ConvertKit’s e-mail editing experience is very plain, however simple to browse. Their design templates are restricted, which is great with me, however their e-mail editing experience is somewhat easier in that you can develop inline images, and you can produce a completely plain email, and even modify the underlying HTML. If you desire to make some fast edits to some e-mails in an automation, with ActiveCampaign, it’s troublesome.

I’ll click an email, and it takes me to the editor for that e-mail. Note that I can’t even Command + Click to open it in another tab. Whether they suggested to or not, ActiveCampaign has handicapped Command + Click from the automation editor. If I wished to change backward and forward in between various e-mails, I would intuitively be inclined open the very same automation in different tabs, then open the respective e-mails from each of those tabs.

Countdown Clock Email Active Campaign

In the Automations area, there’s a “Handle Messages” area. From here, you can see all of the messages in each of your automations. You can modify every one, or you can Command + Click to open each in a new tab to more quickly modify your entire sequence. Countdown Clock Email Active Campaign. Contrast that with ConvertKit’s Series.

Again, it would save me a great deal of time to have ConvertKit’s automation e-mail modifying experience on ActiveCampaign – Countdown Clock Email Active Campaign. However picking an email marketing platform is like choosing a spouse. ActiveCampaign offsets it with their Message Variables, more robust automations, and advanced division. Mentioning division, another reason I switched from MailChimp to ActiveCampaign was that MailChimp has limited division choices.

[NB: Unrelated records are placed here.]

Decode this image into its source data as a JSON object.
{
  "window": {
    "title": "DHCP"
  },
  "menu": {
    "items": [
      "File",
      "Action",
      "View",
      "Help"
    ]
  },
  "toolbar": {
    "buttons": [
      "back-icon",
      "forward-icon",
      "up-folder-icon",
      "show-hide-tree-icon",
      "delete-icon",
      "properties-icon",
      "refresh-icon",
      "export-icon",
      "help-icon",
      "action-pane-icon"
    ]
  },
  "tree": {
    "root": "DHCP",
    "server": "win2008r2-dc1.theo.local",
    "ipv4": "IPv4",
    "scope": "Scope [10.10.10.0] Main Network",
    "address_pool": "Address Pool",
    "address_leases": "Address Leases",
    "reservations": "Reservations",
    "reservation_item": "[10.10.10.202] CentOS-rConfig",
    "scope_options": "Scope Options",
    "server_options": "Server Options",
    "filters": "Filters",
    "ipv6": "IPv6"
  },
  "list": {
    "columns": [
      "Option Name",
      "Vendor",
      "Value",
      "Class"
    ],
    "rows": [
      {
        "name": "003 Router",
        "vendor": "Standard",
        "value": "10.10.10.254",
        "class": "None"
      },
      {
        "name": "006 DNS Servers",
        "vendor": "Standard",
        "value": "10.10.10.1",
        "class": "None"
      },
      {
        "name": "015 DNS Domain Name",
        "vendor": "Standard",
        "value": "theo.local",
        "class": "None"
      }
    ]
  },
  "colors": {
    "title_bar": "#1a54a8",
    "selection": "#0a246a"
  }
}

You can combine characteristics with an AND/OR operator, and you can mix and match those groups of characteristics with another AND/OR operator. With MailChimp, you can just segment by AND/OR, nevertheless MailChimp’s Pro plan permits more sophisticated segmenting, for an extra $199 a month. In my look for the best e-mail marketing platform, I saw many others, some of which I’ve already pointed out.

Countdown Clock Email Active Campaign

ConvertKit. If I weren’t on ActiveCampaign, I would probably be using ConvertKit. Their automations are much simpler to build, though they aren’t as flexible as ActiveCampaign’s, and their segmentations alternatives aren’t as sophisticated either. They also don’t have goal tracking, or Message Variables. MailChimp. You currently know that I changed from MailChimp to ActiveCampaign.